In 2011, the New England Journal of Medicine published the results of a study that compared Xarelto to warfarin in patients with AF. The study, known as the ROCKET AF study, examined more than 14,000 patients in a double-blind test. The study showed that patients on Xarelto had less risk of suffering from bleeding in the brain when compared with warfarin, but the risk of overall bleeding was the same as warfarin. Bayer and Johnson & Johnson asked the FDA to approve a claim that the drug was superior to warfarin in stroke prevention, but the agency denied the request stating that clinical evidence only proved that Xarelto was just as effective as warfarin.
Side Effects of Xarelto
One of the most severe side effects of Xarelto is uncontrolled bleeding. When bleeding occurs near a major organ, such as the brain, lungs or kidneys, blood flow to that organ is interrupted, causing it to lose some or all of its functionality. Also, pools of blood may form within the body and can cause other severe health risks. Because Xarelto prevents clotting, the hemorrhaging will continue until the drug is flushed out of the system.
Like Pradaxa, Xarelto has no known antidote for uncontrolled bleeding, while warfarin does. The drug’s manufacturers have yet to release information for doctors on how to treat uncontrolled bleeding.
|Some other side effects associated with Xarelto and other blood thinners include:|
|Abdominal bleeding||Abnormal liver function|
|Brain hemorrhage||Reduced platelet levels|
Doctors recommend that patients with liver or kidney problems, as well as those who are pregnant, breastfeeding or planning to breastfeed should not take Xarelto. In addition, people who are on Xarelto and have spinal injections, epidurals or surgery have increased risk of forming a blood clot in the spine that can cause paralysis. The risk of spinal clotting is increased for people who take NSAIDS like aspirin and ibuprofen (Advil) or people who have a history of spinal problems and surgery.

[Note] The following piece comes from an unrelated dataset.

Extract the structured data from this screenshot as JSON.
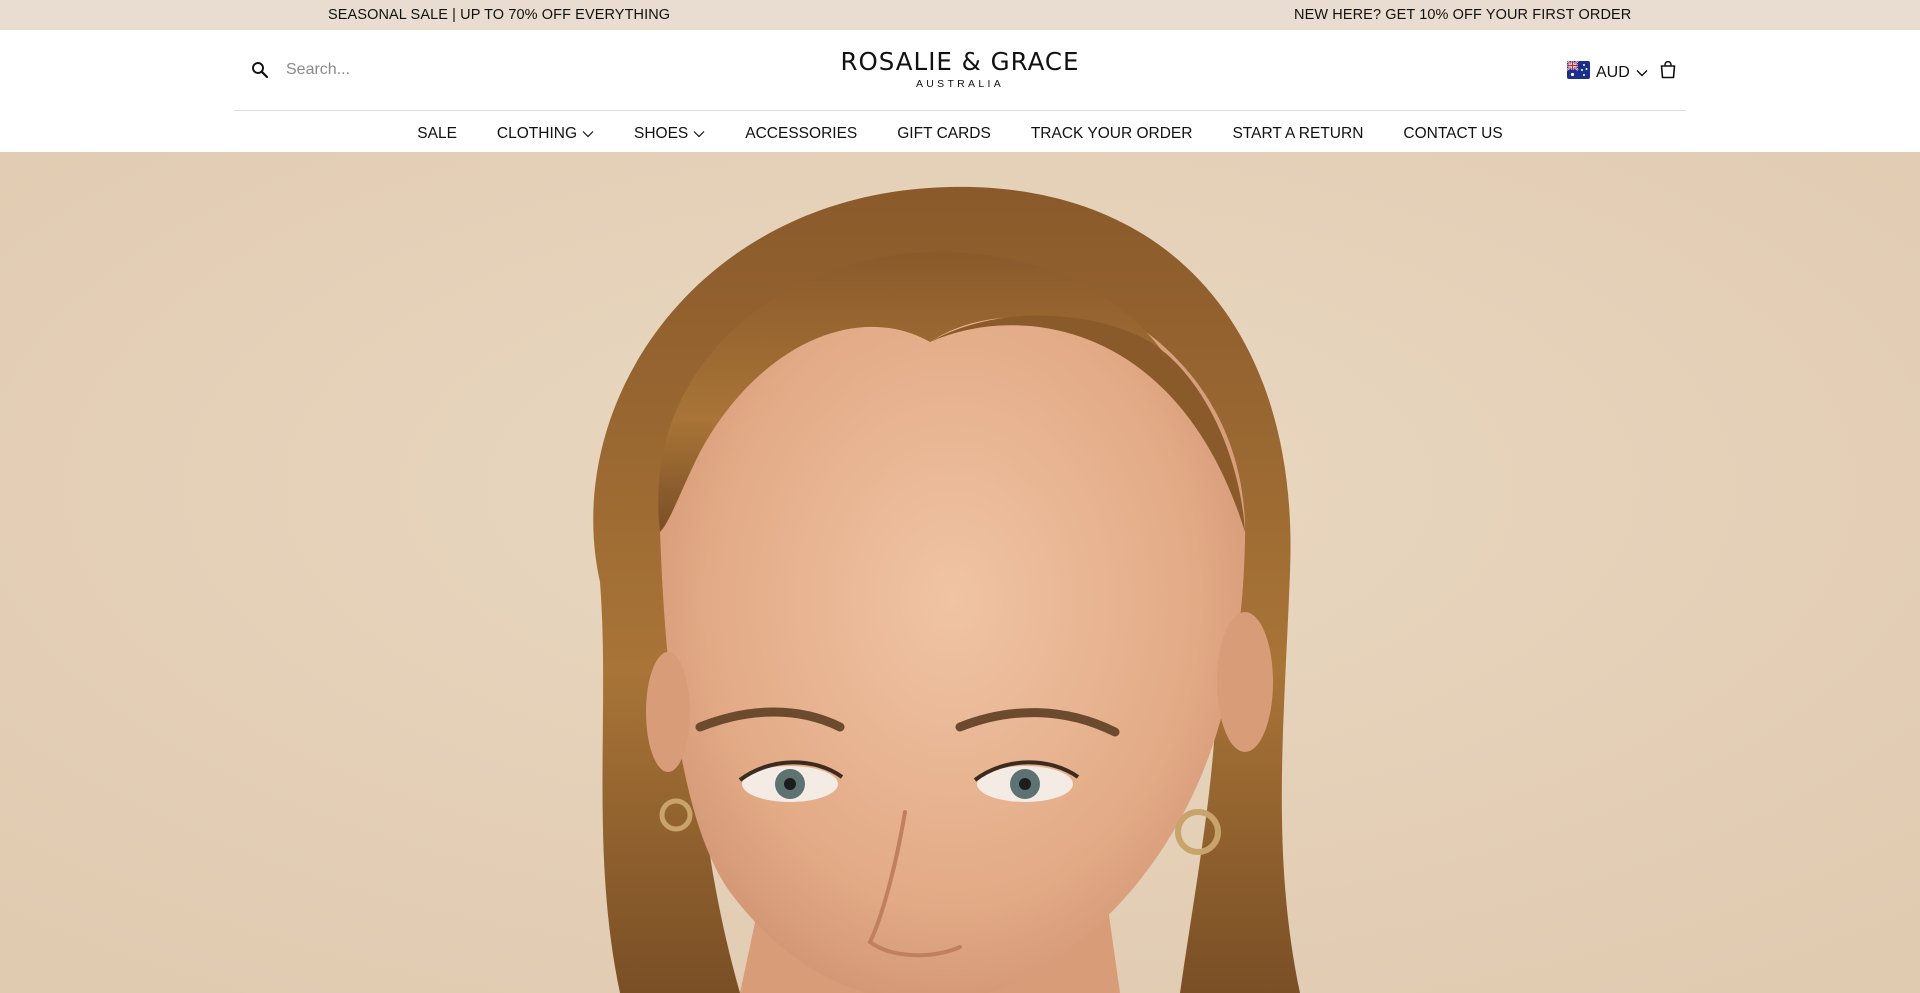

Xarelto also has an extensive list of drug interactions that can cause serious problems, including increased bleeding risk.
|Drugs that may adversely react with Xarelto include:|
|Carbamazepine (Carbatrol, Equetro, Tegretol, Tegretol-XR, Teril, Epitol)||Indinavir (Crixivan)|
|Itraconazole (Onmel, Sporanox)||Ketoconazole (Nizoral)|
|Lopinavir/ritonavir (Kaletra)||Phenobarbital (Solfoton)|
|Phenytoin (Dilantin-125, Dilantin)||Rifampin (Rifater, Rifamate, Rimactane, Rifadin)|
|Ritonavir (Norvir)||St. John’s wort (Hypericum perforatum)|
In a Phase III study intended to examine the drug’s safety, 73 percent of the 16,041 participants who took at least one dose of Xarelto experienced side effects. Some of the most prominent serious side effects were anemia and bleeding events. People who took a higher dose were more likely to suffer from bleeding.
|Participants of the study also suffered from:|
|Hemorrhaging in the eye||Rapid heartbeat|
|Low blood pressure||Bruising|
|Nose bleeds||Gastrointestinal and Urogenital bleeding|
In addition to these side effects and drug interactions, the FDA released a warning that patients who suddenly stop taking Xarelto can be at increased risk for developing blood clots.
Xarelto’s predecessor, Pradaxa, has already led to a number of lawsuits filed against its manufacturer because of complications such as excessive bleeding and death. Xarelto is similar to Pradaxa, and there is a danger that it may cause similar complications and result in lawsuits. Another reason for concern is that the drug was fast-tracked for approval by the FDA – meaning that there may be a chance that the complete safety profile of the drug may still be unknown.